Direct brain-to-brain interfaces (BBIs) are technologies that combine neuroimaging and neurostimulation methods to exchange information between brains directly in neural code. In BBIs, specific content is extracted from the neural signals of a “sender” brain, digitized, and re-encoded in the form of induced neural activity in a “receiver” brain. BBIs have been recently demonstrated in both animal models and humans. 

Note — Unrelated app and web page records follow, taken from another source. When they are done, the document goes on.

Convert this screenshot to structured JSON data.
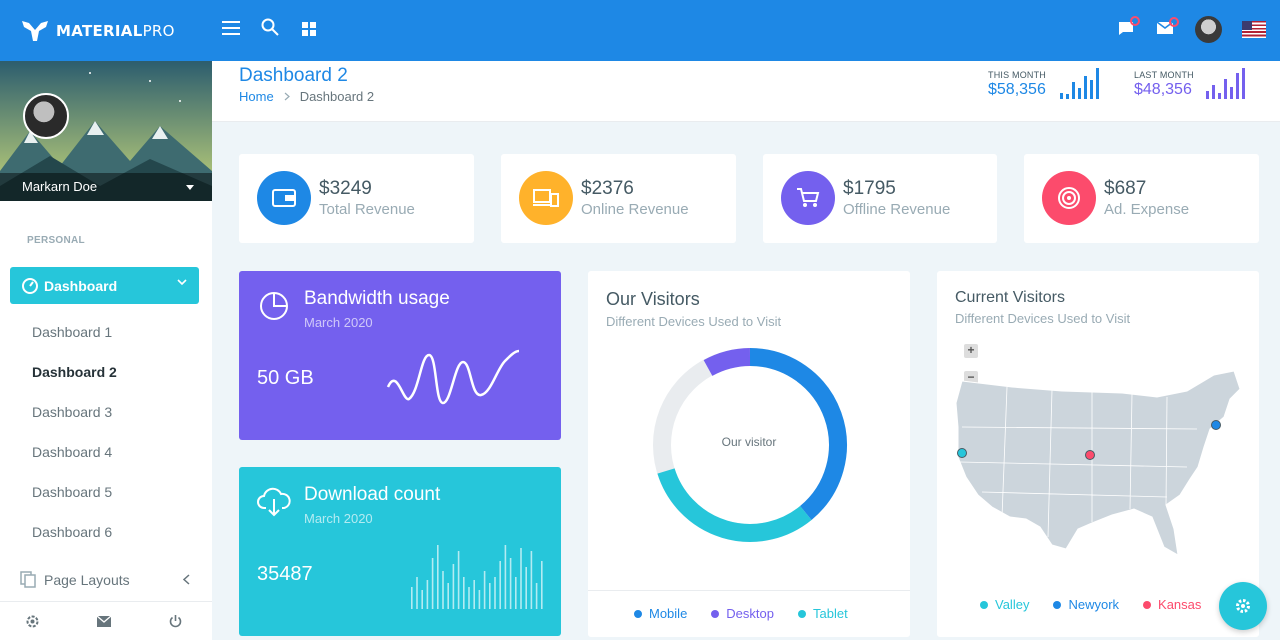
{
  "app": {
    "logo_main": "MATERIAL",
    "logo_thin": "PRO"
  },
  "topbar": {
    "icons": [
      "menu-icon",
      "search-icon",
      "grid-icon",
      "message-icon",
      "mail-icon",
      "user-avatar",
      "flag-us-icon"
    ]
  },
  "sidebar": {
    "user_name": "Markarn Doe",
    "section_caption": "PERSONAL",
    "active_item": "Dashboard",
    "sub_items": [
      "Dashboard 1",
      "Dashboard 2",
      "Dashboard 3",
      "Dashboard 4",
      "Dashboard 5",
      "Dashboard 6"
    ],
    "current_sub": "Dashboard 2",
    "page_layouts": "Page Layouts"
  },
  "header": {
    "title": "Dashboard 2",
    "breadcrumb": [
      "Home",
      "Dashboard 2"
    ],
    "this_month": {
      "label": "THIS MONTH",
      "value": "$58,356",
      "bars": [
        0.2,
        0.15,
        0.55,
        0.35,
        0.75,
        0.6,
        1.0
      ]
    },
    "last_month": {
      "label": "LAST MONTH",
      "value": "$48,356",
      "bars": [
        0.25,
        0.45,
        0.2,
        0.65,
        0.4,
        0.85,
        1.0
      ]
    }
  },
  "kpis": [
    {
      "value": "$3249",
      "label": "Total Revenue",
      "color": "#1e88e5",
      "icon": "wallet-icon"
    },
    {
      "value": "$2376",
      "label": "Online Revenue",
      "color": "#ffb22b",
      "icon": "devices-icon"
    },
    {
      "value": "$1795",
      "label": "Offline Revenue",
      "color": "#7460ee",
      "icon": "cart-icon"
    },
    {
      "value": "$687",
      "label": "Ad. Expense",
      "color": "#fc4b6c",
      "icon": "target-icon"
    }
  ],
  "bandwidth": {
    "title": "Bandwidth usage",
    "subtitle": "March 2020",
    "value": "50 GB",
    "color": "#7460ee"
  },
  "downloads": {
    "title": "Download count",
    "subtitle": "March 2020",
    "value": "35487",
    "color": "#26c6da",
    "bars": [
      0.35,
      0.5,
      0.3,
      0.45,
      0.8,
      1.0,
      0.6,
      0.4,
      0.7,
      0.9,
      0.5,
      0.35,
      0.45,
      0.3,
      0.6,
      0.4,
      0.5,
      0.75,
      1.0,
      0.8,
      0.5,
      0.95,
      0.65,
      0.9,
      0.4,
      0.75
    ]
  },
  "visitors": {
    "title": "Our Visitors",
    "subtitle": "Different Devices Used to Visit",
    "center_label": "Our visitor",
    "legend": [
      {
        "name": "Mobile",
        "color": "#1e88e5"
      },
      {
        "name": "Desktop",
        "color": "#7460ee"
      },
      {
        "name": "Tablet",
        "color": "#26c6da"
      }
    ]
  },
  "current_visitors": {
    "title": "Current Visitors",
    "subtitle": "Different Devices Used to Visit",
    "legend": [
      {
        "name": "Valley",
        "color": "#26c6da"
      },
      {
        "name": "Newyork",
        "color": "#1e88e5"
      },
      {
        "name": "Kansas",
        "color": "#fc4b6c"
      }
    ]
  }
}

In the experiment, ten healthy participants recruited through word-of-mouth advertisement from the student, staff, and faculty population at the University of Washington, took part in a controlled laboratory experiment.  Participants playing the role of the respondent were fitted with an EEG cap and seated in front of a monitor  with “Yes” and “No” text labels at the lower left and right corners, respectively.  The inquirer sat in a darkened room, and wore high-quality noise-cancelling earplugs.The respondent and the inquirer were located approximately 1 mile apart, in different buildings on the University of Washington campus: the respondent was located in the department of Computer Science and Engineering, while the inquirer was located in the Institute for Learning and Brain Sciences. Each experimental session lasted approximately 50 minutes, and consisted of 10 experimental games and 10 control games.

On average, the  five pairs of subjects were able to successfully guess the correct object in 72% of the games in the experimental condition using information available from the BBI, in contrast to only 18% successfully guessed during the control conditions. 

Researchers Andrea Stocco, Rajesh Rao and colleagues at the University of Washington appear to have figured out a new way to set connection between brains of two persons through the Internet. The project is still in its initial stages of development and a typical conversation takes hours to transmit. Nevertheless, the research on these brain-to-brain interfaces is valuable because it might one day allow patients with brain damage who cannot speak to communicate using other means. [24×7]